Record extracts
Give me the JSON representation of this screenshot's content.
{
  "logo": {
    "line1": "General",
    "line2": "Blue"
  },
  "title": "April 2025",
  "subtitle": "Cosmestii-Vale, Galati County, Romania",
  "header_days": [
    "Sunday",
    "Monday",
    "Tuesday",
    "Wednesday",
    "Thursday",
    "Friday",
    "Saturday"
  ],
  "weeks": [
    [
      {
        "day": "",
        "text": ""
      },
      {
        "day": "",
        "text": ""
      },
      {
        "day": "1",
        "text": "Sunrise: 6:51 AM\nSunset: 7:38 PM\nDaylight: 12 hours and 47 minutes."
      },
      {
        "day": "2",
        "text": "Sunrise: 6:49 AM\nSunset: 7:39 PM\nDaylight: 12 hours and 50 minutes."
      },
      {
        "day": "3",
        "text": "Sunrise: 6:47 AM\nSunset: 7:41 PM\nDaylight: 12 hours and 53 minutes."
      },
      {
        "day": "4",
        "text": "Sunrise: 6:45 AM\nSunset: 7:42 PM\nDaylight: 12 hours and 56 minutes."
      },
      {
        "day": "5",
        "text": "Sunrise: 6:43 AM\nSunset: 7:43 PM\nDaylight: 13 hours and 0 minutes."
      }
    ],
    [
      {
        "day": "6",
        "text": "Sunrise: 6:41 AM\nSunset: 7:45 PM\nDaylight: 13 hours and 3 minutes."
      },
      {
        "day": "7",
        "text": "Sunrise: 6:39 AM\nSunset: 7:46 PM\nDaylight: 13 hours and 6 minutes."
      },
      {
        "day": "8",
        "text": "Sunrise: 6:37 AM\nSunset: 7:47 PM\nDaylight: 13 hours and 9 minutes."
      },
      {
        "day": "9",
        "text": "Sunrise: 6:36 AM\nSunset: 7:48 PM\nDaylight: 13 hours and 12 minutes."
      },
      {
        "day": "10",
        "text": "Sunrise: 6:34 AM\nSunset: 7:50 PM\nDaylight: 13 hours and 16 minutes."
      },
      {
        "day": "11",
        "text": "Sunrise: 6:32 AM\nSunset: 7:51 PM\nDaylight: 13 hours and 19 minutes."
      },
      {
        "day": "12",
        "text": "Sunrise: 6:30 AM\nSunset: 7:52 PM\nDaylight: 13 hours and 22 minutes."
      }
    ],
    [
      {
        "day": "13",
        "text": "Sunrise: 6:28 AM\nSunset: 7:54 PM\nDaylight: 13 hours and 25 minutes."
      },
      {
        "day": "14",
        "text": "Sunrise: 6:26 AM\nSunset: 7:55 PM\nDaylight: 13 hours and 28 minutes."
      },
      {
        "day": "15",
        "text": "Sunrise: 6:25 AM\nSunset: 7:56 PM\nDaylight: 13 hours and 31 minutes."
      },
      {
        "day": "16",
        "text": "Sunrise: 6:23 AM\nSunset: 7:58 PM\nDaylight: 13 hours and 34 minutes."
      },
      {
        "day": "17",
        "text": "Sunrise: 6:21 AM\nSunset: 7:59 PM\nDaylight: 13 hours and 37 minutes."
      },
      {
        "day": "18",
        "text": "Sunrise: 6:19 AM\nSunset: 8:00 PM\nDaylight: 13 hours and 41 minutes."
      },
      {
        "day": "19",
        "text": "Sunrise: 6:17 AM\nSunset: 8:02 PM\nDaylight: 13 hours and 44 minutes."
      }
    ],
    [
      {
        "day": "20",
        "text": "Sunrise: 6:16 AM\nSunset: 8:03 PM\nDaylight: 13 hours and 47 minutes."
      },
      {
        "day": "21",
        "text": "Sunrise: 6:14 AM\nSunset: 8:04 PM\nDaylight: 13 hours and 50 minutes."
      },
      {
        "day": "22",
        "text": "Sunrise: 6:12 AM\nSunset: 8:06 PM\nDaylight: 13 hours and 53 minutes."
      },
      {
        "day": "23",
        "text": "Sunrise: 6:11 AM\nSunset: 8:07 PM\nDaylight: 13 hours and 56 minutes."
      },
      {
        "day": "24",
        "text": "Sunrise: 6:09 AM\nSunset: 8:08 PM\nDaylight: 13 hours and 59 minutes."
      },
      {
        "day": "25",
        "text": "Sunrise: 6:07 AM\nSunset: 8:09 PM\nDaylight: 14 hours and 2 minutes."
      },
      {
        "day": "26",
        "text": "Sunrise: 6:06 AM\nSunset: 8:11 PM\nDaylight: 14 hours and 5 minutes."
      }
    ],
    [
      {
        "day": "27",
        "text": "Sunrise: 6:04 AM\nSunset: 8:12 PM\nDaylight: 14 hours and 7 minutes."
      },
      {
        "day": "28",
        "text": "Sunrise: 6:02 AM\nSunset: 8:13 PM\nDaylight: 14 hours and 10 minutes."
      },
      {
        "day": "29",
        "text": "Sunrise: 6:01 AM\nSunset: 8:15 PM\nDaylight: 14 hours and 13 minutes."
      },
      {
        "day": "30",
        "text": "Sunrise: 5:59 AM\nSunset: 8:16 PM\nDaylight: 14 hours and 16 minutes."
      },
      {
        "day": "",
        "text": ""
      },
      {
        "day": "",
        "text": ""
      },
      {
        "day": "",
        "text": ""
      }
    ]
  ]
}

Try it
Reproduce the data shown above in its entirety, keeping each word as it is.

Response below
Give me the JSON representation of this screenshot's content.
{
  "logo": {
    "line1": "General",
    "line2": "Blue"
  },
  "title": "April 2025",
  "subtitle": "Cosmestii-Vale, Galati County, Romania",
  "header_days": [
    "Sunday",
    "Monday",
    "Tuesday",
    "Wednesday",
    "Thursday",
    "Friday",
    "Saturday"
  ],
  "weeks": [
    [
      {
        "day": "",
        "text": ""
      },
      {
        "day": "",
        "text": ""
      },
      {
        "day": "1",
        "text": "Sunrise: 6:51 AM\nSunset: 7:38 PM\nDaylight: 12 hours and 47 minutes."
      },
      {
        "day": "2",
        "text": "Sunrise: 6:49 AM\nSunset: 7:39 PM\nDaylight: 12 hours and 50 minutes."
      },
      {
        "day": "3",
        "text": "Sunrise: 6:47 AM\nSunset: 7:41 PM\nDaylight: 12 hours and 53 minutes."
      },
      {
        "day": "4",
        "text": "Sunrise: 6:45 AM\nSunset: 7:42 PM\nDaylight: 12 hours and 56 minutes."
      },
      {
        "day": "5",
        "text": "Sunrise: 6:43 AM\nSunset: 7:43 PM\nDaylight: 13 hours and 0 minutes."
      }
    ],
    [
      {
        "day": "6",
        "text": "Sunrise: 6:41 AM\nSunset: 7:45 PM\nDaylight: 13 hours and 3 minutes."
      },
      {
        "day": "7",
        "text": "Sunrise: 6:39 AM\nSunset: 7:46 PM\nDaylight: 13 hours and 6 minutes."
      },
      {
        "day": "8",
        "text": "Sunrise: 6:37 AM\nSunset: 7:47 PM\nDaylight: 13 hours and 9 minutes."
      },
      {
        "day": "9",
        "text": "Sunrise: 6:36 AM\nSunset: 7:48 PM\nDaylight: 13 hours and 12 minutes."
      },
      {
        "day": "10",
        "text": "Sunrise: 6:34 AM\nSunset: 7:50 PM\nDaylight: 13 hours and 16 minutes."
      },
      {
        "day": "11",
        "text": "Sunrise: 6:32 AM\nSunset: 7:51 PM\nDaylight: 13 hours and 19 minutes."
      },
      {
        "day": "12",
        "text": "Sunrise: 6:30 AM\nSunset: 7:52 PM\nDaylight: 13 hours and 22 minutes."
      }
    ],
    [
      {
        "day": "13",
        "text": "Sunrise: 6:28 AM\nSunset: 7:54 PM\nDaylight: 13 hours and 25 minutes."
      },
      {
        "day": "14",
        "text": "Sunrise: 6:26 AM\nSunset: 7:55 PM\nDaylight: 13 hours and 28 minutes."
      },
      {
        "day": "15",
        "text": "Sunrise: 6:25 AM\nSunset: 7:56 PM\nDaylight: 13 hours and 31 minutes."
      },
      {
        "day": "16",
        "text": "Sunrise: 6:23 AM\nSunset: 7:58 PM\nDaylight: 13 hours and 34 minutes."
      },
      {
        "day": "17",
        "text": "Sunrise: 6:21 AM\nSunset: 7:59 PM\nDaylight: 13 hours and 37 minutes."
      },
      {
        "day": "18",
        "text": "Sunrise: 6:19 AM\nSunset: 8:00 PM\nDaylight: 13 hours and 41 minutes."
      },
      {
        "day": "19",
        "text": "Sunrise: 6:17 AM\nSunset: 8:02 PM\nDaylight: 13 hours and 44 minutes."
      }
    ],
    [
      {
        "day": "20",
        "text": "Sunrise: 6:16 AM\nSunset: 8:03 PM\nDaylight: 13 hours and 47 minutes."
      },
      {
        "day": "21",
        "text": "Sunrise: 6:14 AM\nSunset: 8:04 PM\nDaylight: 13 hours and 50 minutes."
      },
      {
        "day": "22",
        "text": "Sunrise: 6:12 AM\nSunset: 8:06 PM\nDaylight: 13 hours and 53 minutes."
      },
      {
        "day": "23",
        "text": "Sunrise: 6:11 AM\nSunset: 8:07 PM\nDaylight: 13 hours and 56 minutes."
      },
      {
        "day": "24",
        "text": "Sunrise: 6:09 AM\nSunset: 8:08 PM\nDaylight: 13 hours and 59 minutes."
      },
      {
        "day": "25",
        "text": "Sunrise: 6:07 AM\nSunset: 8:09 PM\nDaylight: 14 hours and 2 minutes."
      },
      {
        "day": "26",
        "text": "Sunrise: 6:06 AM\nSunset: 8:11 PM\nDaylight: 14 hours and 5 minutes."
      }
    ],
    [
      {
        "day": "27",
        "text": "Sunrise: 6:04 AM\nSunset: 8:12 PM\nDaylight: 14 hours and 7 minutes."
      },
      {
        "day": "28",
        "text": "Sunrise: 6:02 AM\nSunset: 8:13 PM\nDaylight: 14 hours and 10 minutes."
      },
      {
        "day": "29",
        "text": "Sunrise: 6:01 AM\nSunset: 8:15 PM\nDaylight: 14 hours and 13 minutes."
      },
      {
        "day": "30",
        "text": "Sunrise: 5:59 AM\nSunset: 8:16 PM\nDaylight: 14 hours and 16 minutes."
      },
      {
        "day": "",
        "text": ""
      },
      {
        "day": "",
        "text": ""
      },
      {
        "day": "",
        "text": ""
      }
    ]
  ]
}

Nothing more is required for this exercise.